“Very clear information that spells out, in plain English, how different sorts of advisers work and are remunerated.”
“Do a ‘Do you know campaign?’ Talk about what advisers are doing right; question those who make broad statements that contain no relevance or specifics, and hold them to account.”
“I want Financial Advice New Zealand to promote the benefits of Financial Advice. I’m not talking about any products here, I’m talking about the benefits that come from sitting down with a qualified professional, talking through their situation, and coming up with a Plan to effectively move forward with. I want Financial Advice New Zealand to promote this idea that you’re much more likely to be successful in life if you have a Plan and I want Financial Advice New Zealand to constantly be talking about the importance of having a Plan in place around financial well being because health and wealth are two key areas of one’s life that people need to get right. Missing either one isn’t good yet while most people have a professional that they consult about their health, the same can’t be said for most people when it comes to their wealth. This needs to change and people need to understand the difference between financial advice and product selling as part of this process. I want Financial Advice New Zealand to be constantly talking about financial advice. If Financial Advice New Zealand do this well, I’ll have people approaching me wanting to know more as opposed to me approaching them and trying to sell the concept to them.”
“Keep it simple. The current paperwork requirement makes it far too complicated for people to be able to get a full understanding.”

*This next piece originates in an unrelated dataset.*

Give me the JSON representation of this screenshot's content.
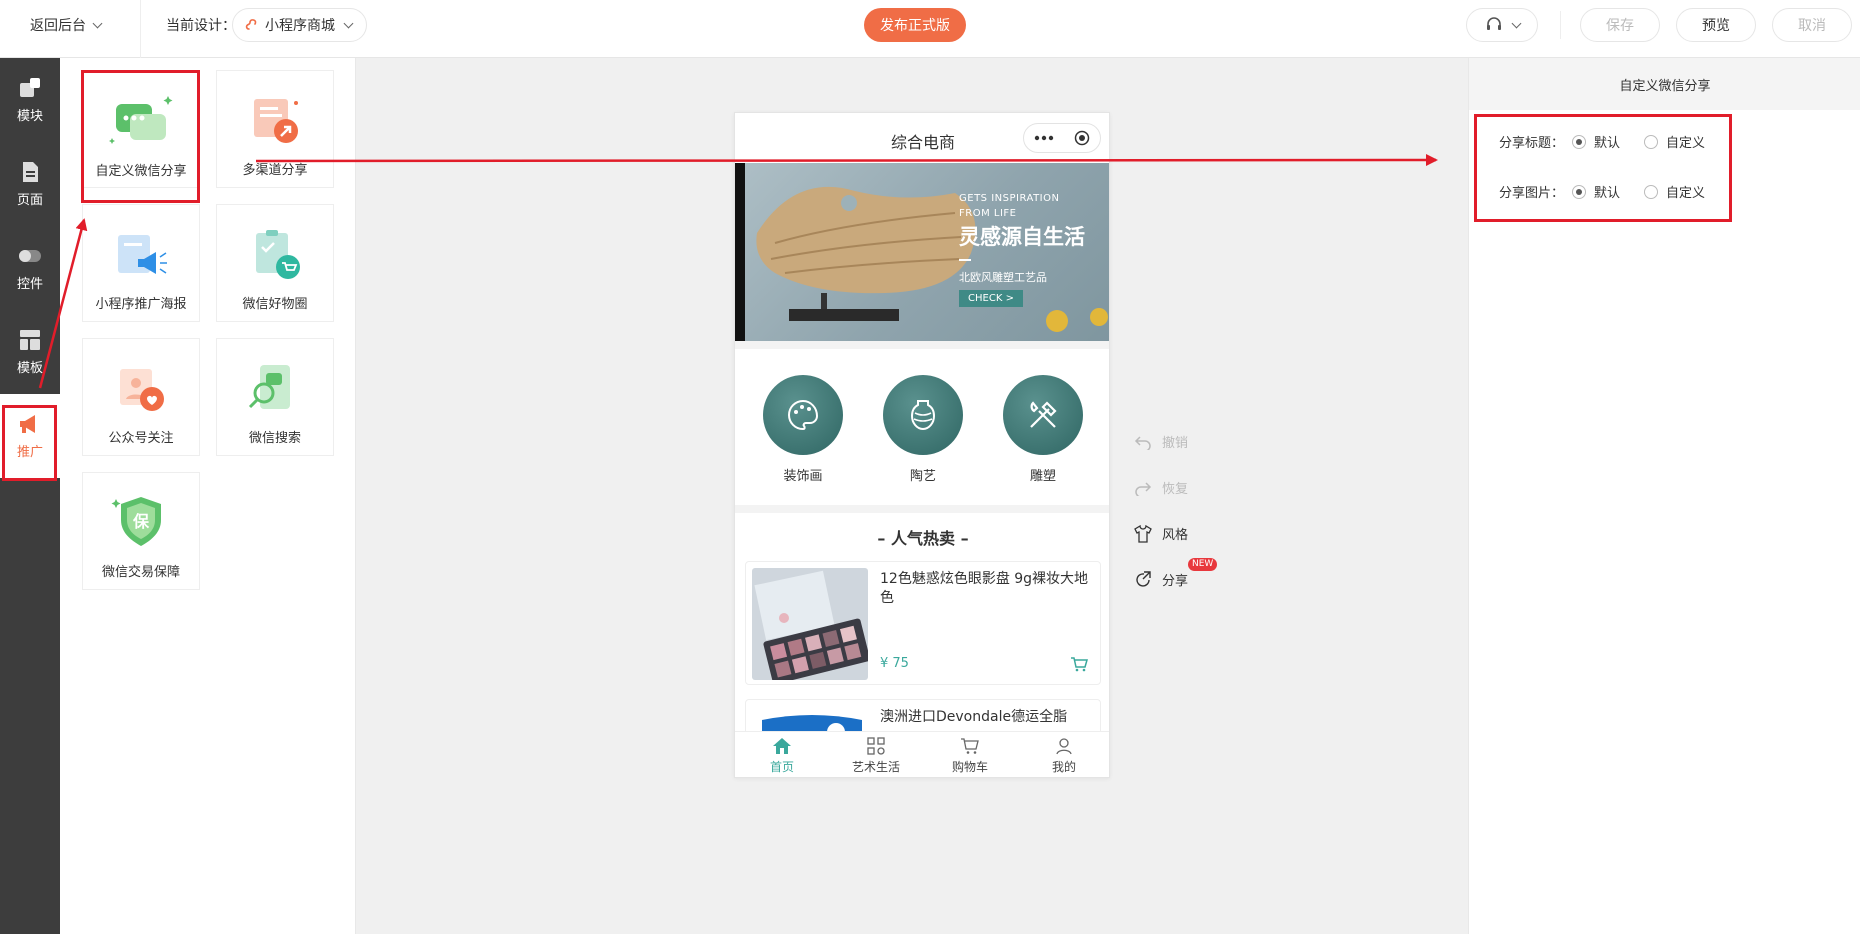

“Our body needs to represent what is best about the industry and set itself above others in regard to qualifications and ethical-client first advice.”
“A tough question! We individually, then collectively, have to be able to demonstrate a value add in everything we do for our clients. If we cannot do this, then close the office doors permanently. This begins with every adviser examining what they do, and how they do it including exhibiting high ethical standards. IFA can help by finding then sharing successful advice practice standards and structures existing today in NZ. Also encourage and promote a gradual move to independent financial advice that truly serves the client first. Encourage open transparent communication between both members, government, and the public that has both a positive intelligent forward looking focus. Then embrace change as it coming like it or not.”
Other news from December 2016
Kiwis and adviceThursday 01 December 16
There are countless stories about how advisers have helped Kiwis to achieve their financial goals, and to gain greater knowledge and awareness of their options. To celebrate the role of advice in the lives of New Zealanders, we thought we’d share some words from advisers’ clients about their experiences.Read More
Latest views from advisersThursday 12 December 16
In Round Two of the Latest Question, we’re asking advisers how Financial Advice New Zealand can best support the needs of different types of advice and advisers. Below are a few of the responses we’ve received so far.Read More